21 Sep The Power of Pop-Up
Last week, thanks to funding from the Knight Foundation and the help of over 80 volunteers, the Macon Connects team (NewTown Macon, Macon-Bibb County, Main Street Macon, Bike Walk Macon, Better Block, 8 80 Cities) succeeded in building the world’s largest pop-up bike lane network. If you’re in or around Macon, you have until Saturday September 23rd to ride the 5+ mile route and provide us with feedback on what worked, what didn’t, and how Macon can permanently improve its bike facilities.
What typically takes years of planning took our team four months of preparation and four days of execution. The infrastructure is not perfect.
Dazed volunteers who had spent hours in the sun wavered in the 90+ degree heat and so did some of their paint lines. But pop-up is not meant to be perfect.
The pop-up approach is quick and dirty, but it packs a powerful punch. In the few days that the pop-up lanes have been open to the public, the experiment has already accomplished the following:
1. Carved out space for cyclists on Macon’s streets that never existed before.
- Even though drivers have expressed surprise about the sudden appearance of bike infrastructure, the vast majority of them have been respecting the lanes. The presence of bike lanes has calmed vehicular traffic, providing a safer street experience for all users.
2. Educated Macon residents about different types of on-street bike infrastructure.
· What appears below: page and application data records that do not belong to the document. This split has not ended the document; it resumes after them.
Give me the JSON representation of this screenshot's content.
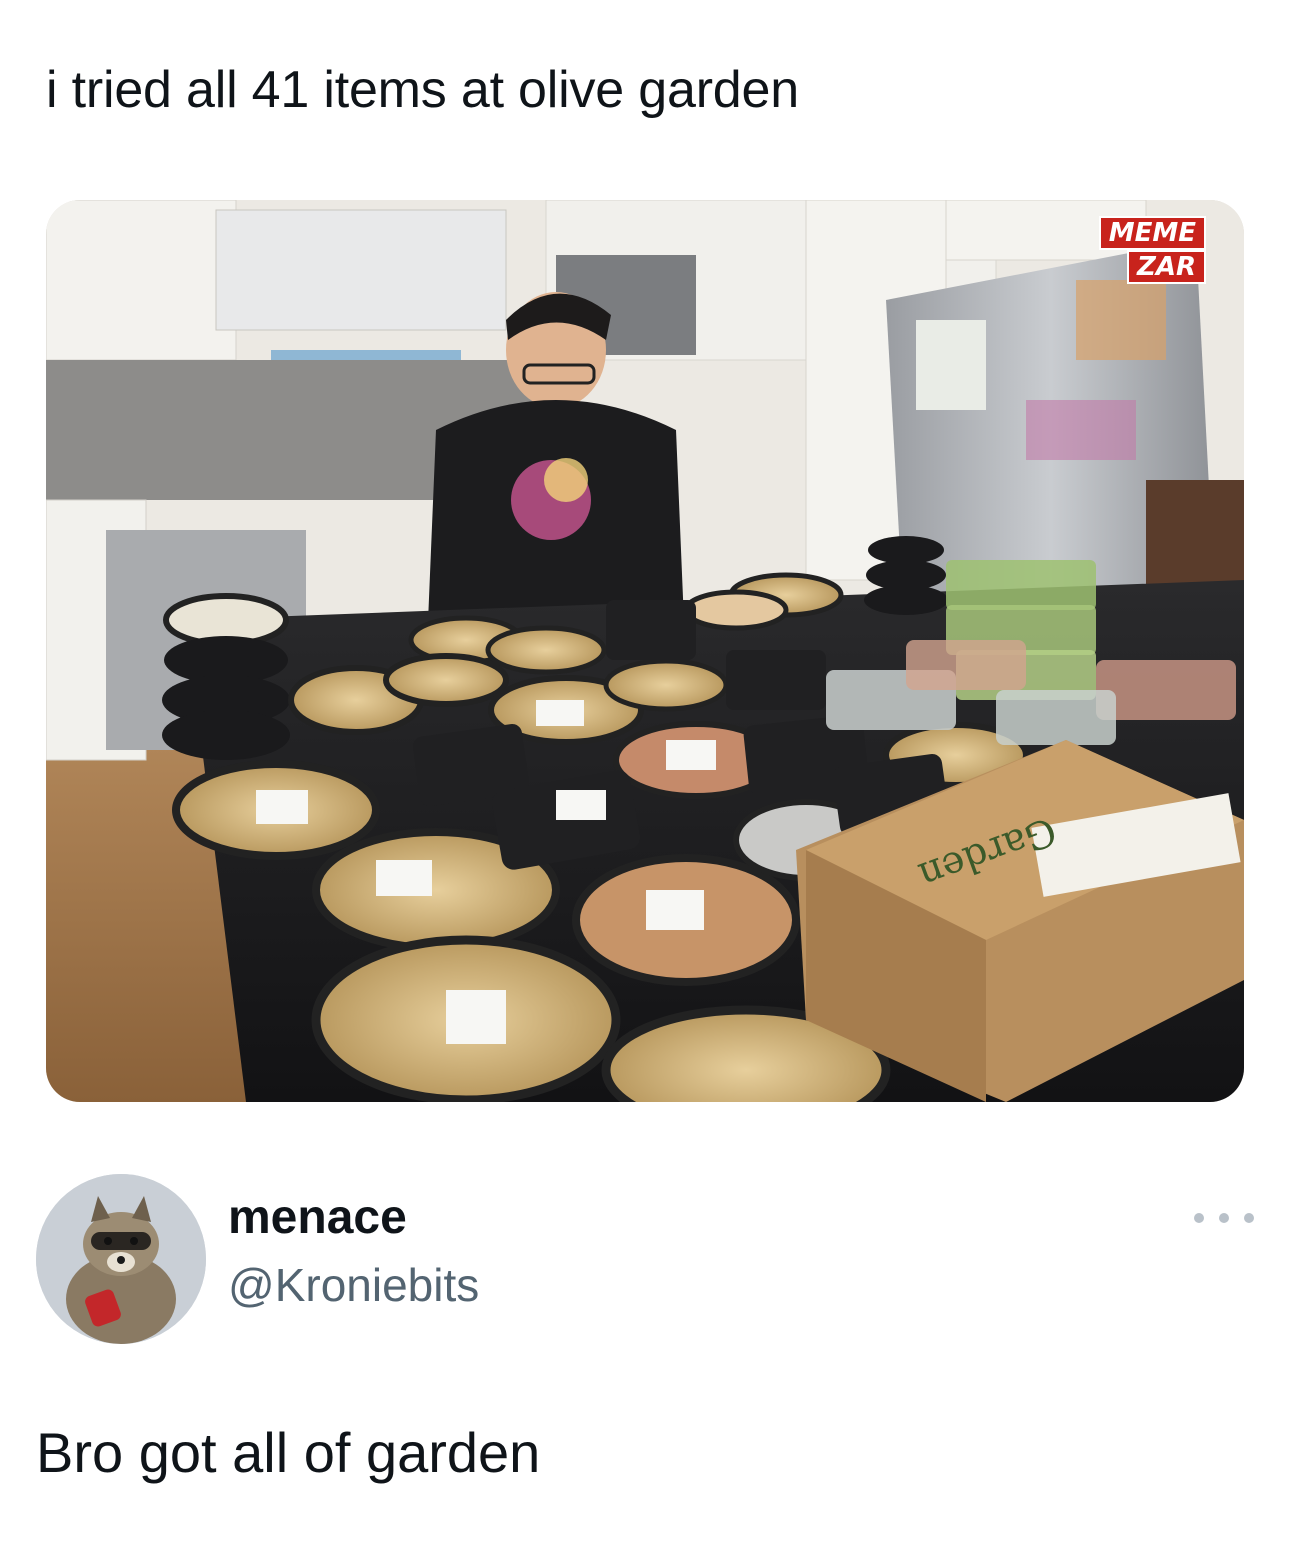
{
  "post": {
    "text": "i tried all 41 items at olive garden"
  },
  "media": {
    "watermark_line1": "MEME",
    "watermark_line2": "ZAR",
    "box_brand": "Garden"
  },
  "quote": {
    "display_name": "menace",
    "handle": "@Kroniebits",
    "avatar_icon": "raccoon-avatar",
    "more_icon": "more-horizontal-icon"
  },
  "reply": {
    "text": "Bro got all of garden"
  },
  "colors": {
    "text_primary": "#0f1419",
    "text_secondary": "#536471",
    "watermark_red": "#c8231c"
  }
}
- We tested out five types of bike infrastructure on Macon’s streets so that we can gather feedback about the user-friendliness of each type of facility. Many of these facilities are completely new to Macon, and many Maconites on bikes are experiencing them for the first time. Informational signage along the route educates all passersby about the benefits of each type of facility.
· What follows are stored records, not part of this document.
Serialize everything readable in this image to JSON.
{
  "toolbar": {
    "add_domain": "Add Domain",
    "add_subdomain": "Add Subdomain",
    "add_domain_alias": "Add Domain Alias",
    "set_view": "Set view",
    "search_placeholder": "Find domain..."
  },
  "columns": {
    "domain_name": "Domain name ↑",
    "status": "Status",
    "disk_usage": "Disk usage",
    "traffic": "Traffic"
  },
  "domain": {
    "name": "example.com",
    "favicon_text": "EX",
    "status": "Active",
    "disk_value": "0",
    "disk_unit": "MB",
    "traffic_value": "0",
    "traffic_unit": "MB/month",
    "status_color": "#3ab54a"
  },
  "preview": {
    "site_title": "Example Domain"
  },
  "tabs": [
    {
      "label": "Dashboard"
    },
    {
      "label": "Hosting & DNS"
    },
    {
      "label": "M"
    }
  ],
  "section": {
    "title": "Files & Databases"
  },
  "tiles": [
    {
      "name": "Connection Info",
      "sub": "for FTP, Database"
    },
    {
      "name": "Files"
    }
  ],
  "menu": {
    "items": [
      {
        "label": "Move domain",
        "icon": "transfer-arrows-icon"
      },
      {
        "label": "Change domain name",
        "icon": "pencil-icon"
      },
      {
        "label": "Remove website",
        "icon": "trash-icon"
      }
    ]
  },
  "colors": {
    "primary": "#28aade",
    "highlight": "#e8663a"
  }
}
3. Ignited community dialogue about the role of bikes in Macon.
- 95% of Macon residents commute to work/school by car. The second most common mode of commuting is telecommuting. With the new pop-up network, we are giving people something to talk about. Whether it’s debating the role of cycling in Macon’s future, providing feedback about bike lane designs, or expressing opposition or support for a permanent bike lane network in Macon, there’s a new buzz in the air.
4. Lured new cyclists onto Macon’s streets.
- On the first day the pop up lanes were open, I rode next to a woman who admitted that she hadn’t ridden a bike in 20 years. She was not the only one. The pop up infrastructure invited new cyclists on to the street and gave them a new sense of confidence. A woman in a scooter-style mobility device came out to volunteer with the striping of bike lanes because she felt like bike infrastructure could double as safe infrastructure for people in personal scooters. These are all signs that if you build it, they will come.
5. Got people wanting more.
- Recognizing the benefits of a downtown bike lane network, Mayor Reichert announced at the ribbon cutting ceremony that the bike lanes should stay up for a week, rather than the initially-allotted two days. Beyond getting people thinking about the future of biking in Macon, we also got people wanting more out of Macon’s public spaces. To launch the pop up network, the team hosted a block party on 3rd Street where we tested out new types of street furniture and built a pop-up beach (by far the most popular attraction), and more. Residents who were previously accustomed to the 3rd Street median park as just a place to pass through came to see it in a new light, with new potential uses.
The pop-up bike lanes are just the early stages of a long-term, permanent strategy to improve mobility for all Macon residents. Stay tuned next month when we release the final Macon Connects report, containing evaluation and feedback from the pop up bike lane!